=== Exercise ===
Go through the material and copy each line that includes "desc".

=== Provided material ===

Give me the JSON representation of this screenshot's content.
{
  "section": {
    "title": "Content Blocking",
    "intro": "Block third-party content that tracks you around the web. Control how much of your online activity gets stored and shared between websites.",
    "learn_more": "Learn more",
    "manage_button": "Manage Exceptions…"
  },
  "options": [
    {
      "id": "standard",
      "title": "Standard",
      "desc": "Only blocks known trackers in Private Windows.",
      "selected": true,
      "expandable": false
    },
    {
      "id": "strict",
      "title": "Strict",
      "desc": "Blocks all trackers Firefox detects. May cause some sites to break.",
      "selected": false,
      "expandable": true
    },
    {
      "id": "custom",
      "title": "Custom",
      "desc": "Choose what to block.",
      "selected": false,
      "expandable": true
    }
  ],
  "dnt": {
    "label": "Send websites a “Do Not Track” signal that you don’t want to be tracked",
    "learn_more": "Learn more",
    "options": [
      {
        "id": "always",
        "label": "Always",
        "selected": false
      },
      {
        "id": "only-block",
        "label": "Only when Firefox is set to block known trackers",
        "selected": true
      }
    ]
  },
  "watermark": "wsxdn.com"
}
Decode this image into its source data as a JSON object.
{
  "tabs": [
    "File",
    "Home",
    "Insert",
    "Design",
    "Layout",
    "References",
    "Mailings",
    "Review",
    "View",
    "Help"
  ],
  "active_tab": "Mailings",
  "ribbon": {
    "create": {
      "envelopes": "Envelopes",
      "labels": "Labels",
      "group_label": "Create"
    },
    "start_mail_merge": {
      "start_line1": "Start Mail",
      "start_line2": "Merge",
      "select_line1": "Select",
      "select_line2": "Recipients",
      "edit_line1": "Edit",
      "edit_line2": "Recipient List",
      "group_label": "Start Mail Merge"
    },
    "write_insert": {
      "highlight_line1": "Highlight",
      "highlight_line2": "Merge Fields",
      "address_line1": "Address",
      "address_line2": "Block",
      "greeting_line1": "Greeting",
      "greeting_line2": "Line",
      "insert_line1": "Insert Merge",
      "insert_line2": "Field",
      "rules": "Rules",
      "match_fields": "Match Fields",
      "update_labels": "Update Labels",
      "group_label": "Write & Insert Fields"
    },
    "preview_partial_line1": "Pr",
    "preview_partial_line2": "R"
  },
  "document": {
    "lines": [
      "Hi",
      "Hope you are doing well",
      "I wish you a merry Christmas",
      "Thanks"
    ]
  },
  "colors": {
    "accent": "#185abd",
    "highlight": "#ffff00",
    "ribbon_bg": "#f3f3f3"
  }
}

=== Finished exercise ===
      "desc": "Only blocks known trackers in Private Windows.",
      "desc": "Blocks all trackers Firefox detects. May cause some sites to break.",
      "desc": "Choose what to block.",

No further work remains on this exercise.